I interviewed Tina Cowsert recently about her process of acclimation to her new position as Access Specialist for Deaf/HOH and Blind/Low Vision students at the University of Illinois at Urbana-Champaign.
Disability Resources and Educational Services (DRES) is a bustling and extensive department, and I was aware that TypeWell was likely only a small portion of Tina's position, particularly in the first few weeks, so I checked in with her about two months after her start date for this interview.
Even for transcribers who have relatively stable part-time or full-time transcribing gigs, there are still gaps where the work (and the money) slows down. Transcribers aren’t earning income during holiday breaks, exam weeks, or when students cancel services due to illness. To fill in those gaps, one could simply hop onto a website like Shiftboard to pick-up available short-term jobs.
But in an interview with the New York Times, one economist said, "Can you imagine if this turns into an economy where everyone is doing piecework at all odd hours, and no one knows when the next job will come, and how much it will pay? What kind of private lives can we possibly have, what kind of relationships, what kind of families?”
My father is an active, funny, interested (and interesting!) 76 year old man. He's also late-deafened. Three years ago, when he and my mom were celebrating their 50th wedding anniversary at a couple of different parties with friends and family, I transcribed the events for him.
I was pretty focused on my screen, but once in awhile I glanced up and saw...
We're looking forward to offering several online continuing education opportunities for professional TypeWell transcribers and disability service coordinators.
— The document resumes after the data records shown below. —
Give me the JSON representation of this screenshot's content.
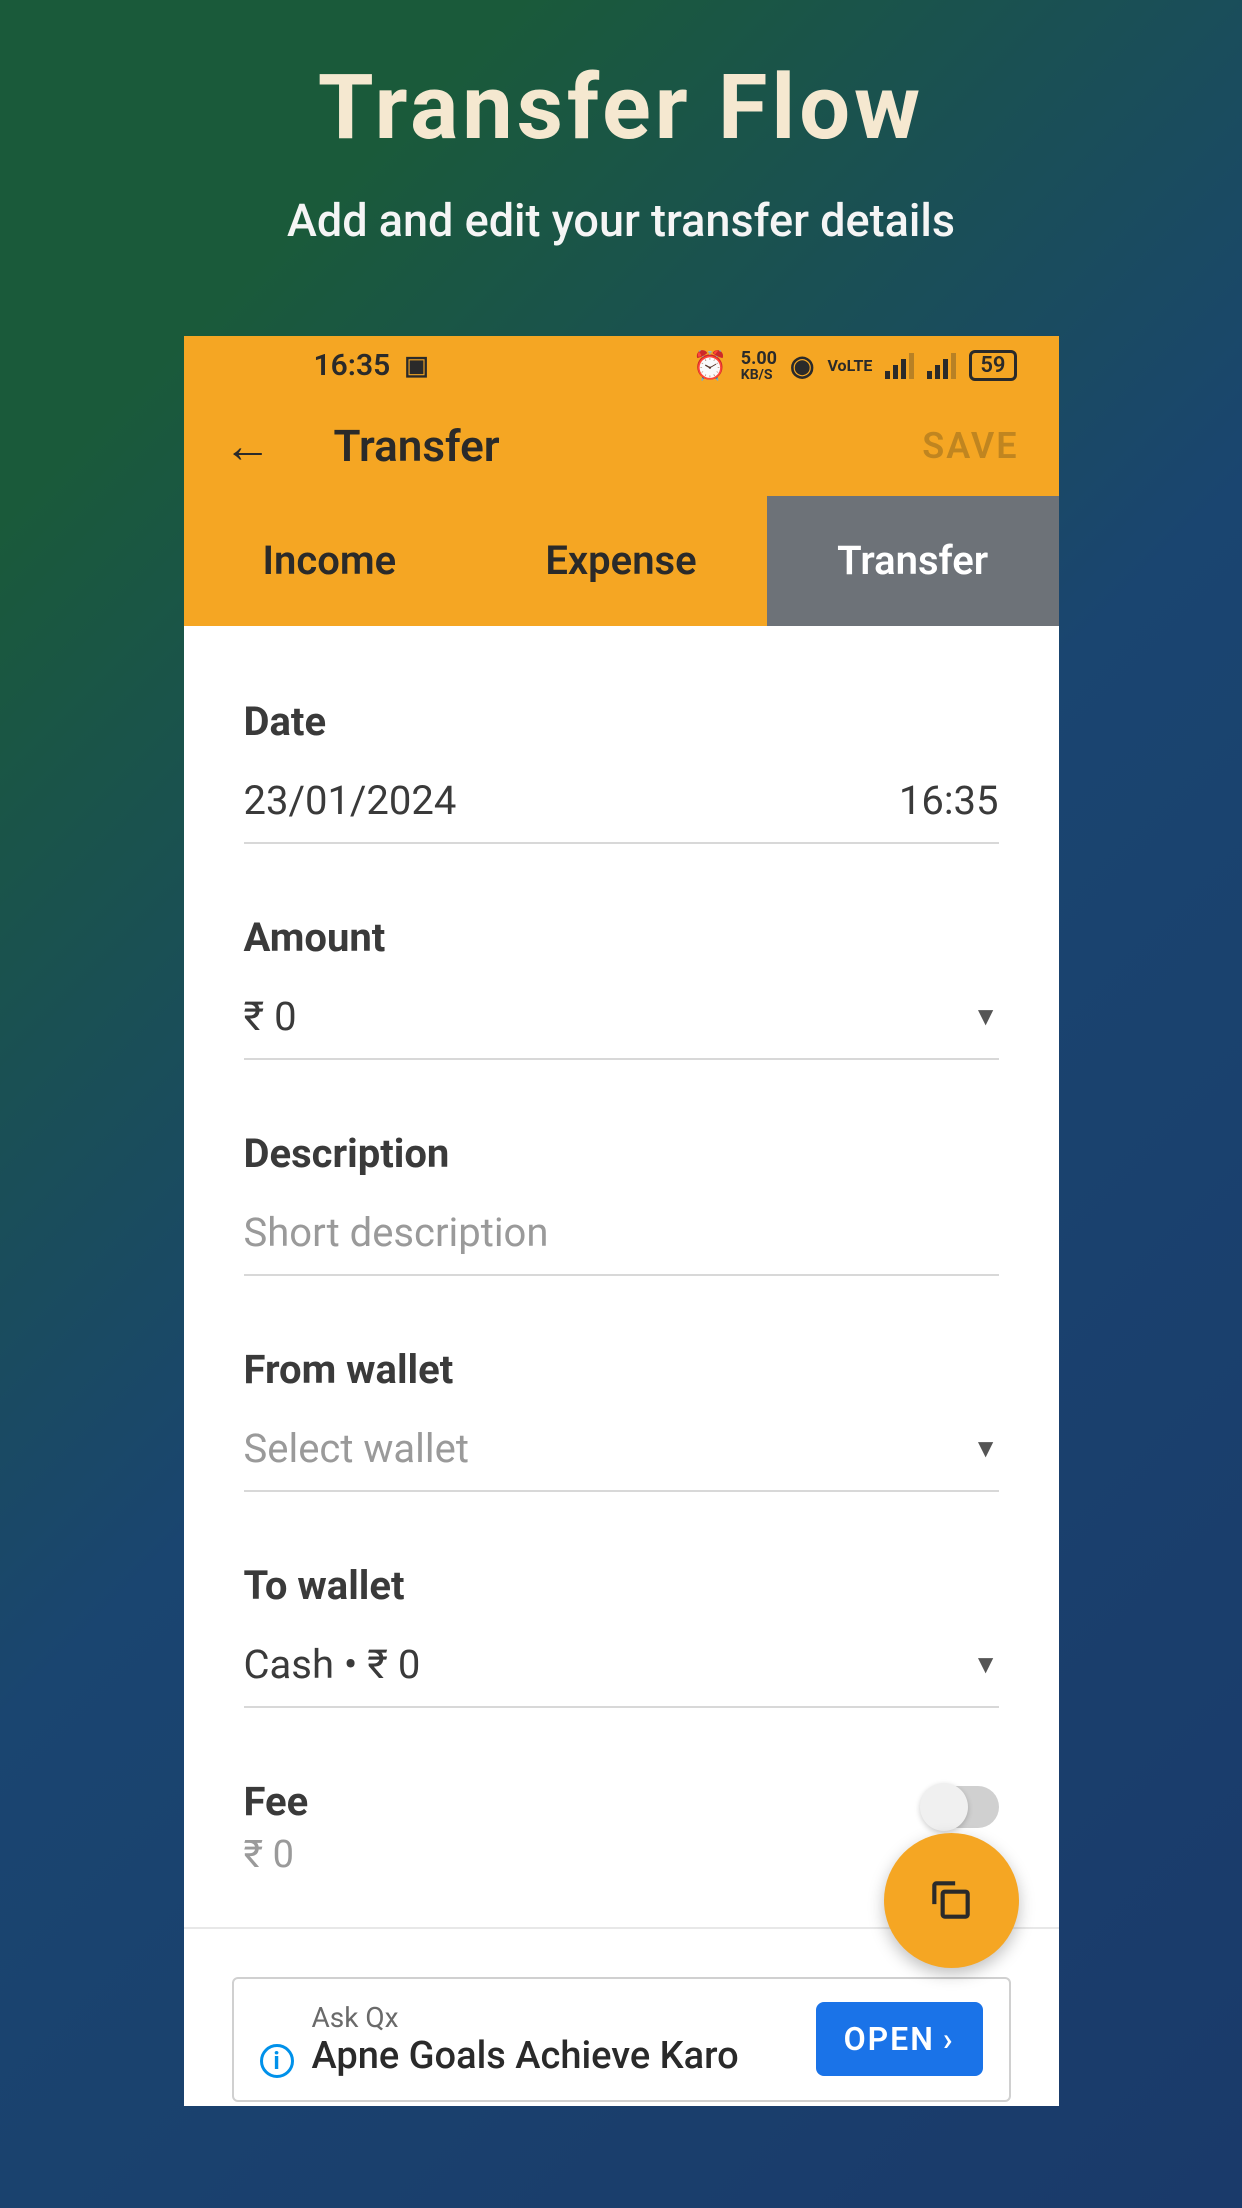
{
  "promo": {
    "title": "Transfer  Flow",
    "subtitle": "Add and edit your transfer details"
  },
  "statusBar": {
    "time": "16:35",
    "kbps": "5.00",
    "kbpsUnit": "KB/S",
    "voiceLabel": "VoLTE",
    "battery": "59"
  },
  "appBar": {
    "title": "Transfer",
    "saveLabel": "SAVE"
  },
  "tabs": {
    "income": "Income",
    "expense": "Expense",
    "transfer": "Transfer"
  },
  "fields": {
    "date": {
      "label": "Date",
      "dateValue": "23/01/2024",
      "timeValue": "16:35"
    },
    "amount": {
      "label": "Amount",
      "value": "₹ 0"
    },
    "description": {
      "label": "Description",
      "placeholder": "Short description"
    },
    "fromWallet": {
      "label": "From wallet",
      "placeholder": "Select wallet"
    },
    "toWallet": {
      "label": "To wallet",
      "value": "Cash • ₹ 0"
    },
    "fee": {
      "label": "Fee",
      "value": "₹ 0"
    }
  },
  "ad": {
    "brand": "Ask Qx",
    "title": "Apne Goals Achieve Karo",
    "cta": "OPEN"
  }
}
These will take place in a new section of our website called “LEO” (short for “Learning & Enrichment Online”).
The course offerings will begin in earnest in Spring 2015, but the pilot class beginning this month marks our soft launch.
"I was thinking that transcribers hadn't been able to quickly identify the abbreviations that they use frequently and those they never use," says TypeWell co-founder Steve Colwell. "That was keeping them from maintaining their PALs effectively, both for pruning unused abbreviations, and for adding new ones such as for variant endings of abbreviations that have proved useful."
The TypeWell Code of Ethics dictates that transcribers should serve as a “conduit of information” for consumers. In the tale I’m about to relate, a seasoned TypeWell transcriber knew that principle, but chose the wrong action...